“Jihadi John wanted maximum drama. He had brought along an antique sword of the kind Muslim armies used in the Middle Ages. It was a blade of almost a meter in length with a silver handle,” Espinosa told the Sunday Times.

“Feel it? Cold, isn’t it? Can you imagine the pain you’ll feel when it cuts? Unimaginable pain,” Espinosa quoted Emwazi as saying. “The first hit will sever your veins. The second blow opens your neck. You wouldn’t be able to breathe through your nose at this stage, just your throat. You’d make some amusing guttural sounds -- I’ve seen it before, you all squirm like animals, like pigs. The third blow will take off your head.”

In an article written for the El Mundo newspaper, Espinosa said the ISIS militants had held him, along with 22 other hostages, in a Syrian compound that was meant to resemble the Guantanamo Bay detention camp, north of Aleppo. Detailing his conversations with James Foley, who was beheaded by ISIS in August, Espinosa said that the militants wanted to hold all Western hostages in a high-security prison with lots of camera and guards.

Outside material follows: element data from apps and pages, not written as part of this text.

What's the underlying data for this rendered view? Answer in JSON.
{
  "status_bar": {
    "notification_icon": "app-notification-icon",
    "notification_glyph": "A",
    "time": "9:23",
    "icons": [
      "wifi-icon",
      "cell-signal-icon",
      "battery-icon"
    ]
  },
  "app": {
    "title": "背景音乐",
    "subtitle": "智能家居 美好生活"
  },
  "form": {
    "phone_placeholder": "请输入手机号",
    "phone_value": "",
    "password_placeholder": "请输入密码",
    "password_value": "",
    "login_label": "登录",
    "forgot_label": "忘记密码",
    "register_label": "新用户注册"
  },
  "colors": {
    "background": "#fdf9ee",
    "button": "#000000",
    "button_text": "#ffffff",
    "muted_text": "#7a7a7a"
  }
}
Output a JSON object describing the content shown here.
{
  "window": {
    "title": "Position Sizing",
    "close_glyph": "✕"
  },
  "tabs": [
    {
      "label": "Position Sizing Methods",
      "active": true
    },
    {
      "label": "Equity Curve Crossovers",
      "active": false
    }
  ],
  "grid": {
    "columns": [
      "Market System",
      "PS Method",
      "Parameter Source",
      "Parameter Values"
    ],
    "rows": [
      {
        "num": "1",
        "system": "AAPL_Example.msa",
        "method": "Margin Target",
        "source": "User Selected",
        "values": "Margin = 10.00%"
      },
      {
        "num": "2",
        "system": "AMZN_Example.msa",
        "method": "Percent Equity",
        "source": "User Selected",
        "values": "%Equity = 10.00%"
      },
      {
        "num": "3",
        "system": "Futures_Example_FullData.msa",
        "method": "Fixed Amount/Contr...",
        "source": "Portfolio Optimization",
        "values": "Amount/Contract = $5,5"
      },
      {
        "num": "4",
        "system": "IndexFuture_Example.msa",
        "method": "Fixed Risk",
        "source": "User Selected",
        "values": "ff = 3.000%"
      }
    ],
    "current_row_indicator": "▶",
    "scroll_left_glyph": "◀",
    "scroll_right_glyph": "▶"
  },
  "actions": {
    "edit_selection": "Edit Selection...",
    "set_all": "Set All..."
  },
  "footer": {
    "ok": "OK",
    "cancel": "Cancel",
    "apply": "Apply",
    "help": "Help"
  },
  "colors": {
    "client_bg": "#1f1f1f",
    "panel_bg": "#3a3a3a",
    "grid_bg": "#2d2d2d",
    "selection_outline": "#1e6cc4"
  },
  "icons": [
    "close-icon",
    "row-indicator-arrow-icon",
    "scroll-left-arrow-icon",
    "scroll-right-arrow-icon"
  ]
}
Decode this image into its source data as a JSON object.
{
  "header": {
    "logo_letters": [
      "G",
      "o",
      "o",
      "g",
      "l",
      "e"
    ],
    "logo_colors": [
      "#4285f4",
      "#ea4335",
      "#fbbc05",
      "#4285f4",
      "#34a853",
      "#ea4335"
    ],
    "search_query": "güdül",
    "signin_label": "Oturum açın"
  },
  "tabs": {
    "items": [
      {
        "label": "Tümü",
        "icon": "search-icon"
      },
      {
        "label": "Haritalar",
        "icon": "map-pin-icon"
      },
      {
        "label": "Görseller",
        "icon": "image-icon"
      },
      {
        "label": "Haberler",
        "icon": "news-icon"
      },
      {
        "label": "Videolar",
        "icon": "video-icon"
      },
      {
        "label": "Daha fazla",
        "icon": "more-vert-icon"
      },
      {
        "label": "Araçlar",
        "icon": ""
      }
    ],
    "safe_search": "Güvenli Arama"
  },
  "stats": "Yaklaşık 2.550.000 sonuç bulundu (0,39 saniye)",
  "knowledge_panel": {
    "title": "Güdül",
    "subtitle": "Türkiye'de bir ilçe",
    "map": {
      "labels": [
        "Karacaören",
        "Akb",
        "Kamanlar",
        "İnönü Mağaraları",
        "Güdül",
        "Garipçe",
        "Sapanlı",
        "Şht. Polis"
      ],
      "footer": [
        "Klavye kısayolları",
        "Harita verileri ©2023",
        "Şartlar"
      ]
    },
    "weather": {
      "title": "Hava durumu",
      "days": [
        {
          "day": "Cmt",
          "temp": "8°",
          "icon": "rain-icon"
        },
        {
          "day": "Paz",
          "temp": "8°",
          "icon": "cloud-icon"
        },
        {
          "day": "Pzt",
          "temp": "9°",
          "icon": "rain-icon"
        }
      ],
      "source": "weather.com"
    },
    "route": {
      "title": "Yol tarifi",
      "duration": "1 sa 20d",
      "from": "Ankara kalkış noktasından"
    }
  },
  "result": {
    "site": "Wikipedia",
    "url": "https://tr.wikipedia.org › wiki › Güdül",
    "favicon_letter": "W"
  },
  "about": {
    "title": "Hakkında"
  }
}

“They (ISIS) had this project for a long time … they told us that we would be here for a very long time, because we were the first ones they captured,” Espinosa quoted Foley as saying. The hostages were also forced to view images from the killing of Sergei Gorbunov, whose execution video was released in October.

Espinosa reportedly said that he waited nearly a year after being freed to reveal details of his captivity because the militants had warned him that they would execute the remaining hostages if he spoke to the media. However, many of them have since been executed anyway.

Of the 23 hostages, six have been killed by ISIS, while another American hostage, Kayla Mueller, was allegedly killed in an American air raid. Fifteen of the hostages have been set free. The fate of John Cantlie, a British hostage, who has made frequent appearances in ISIS propaganda videos, is still unknown.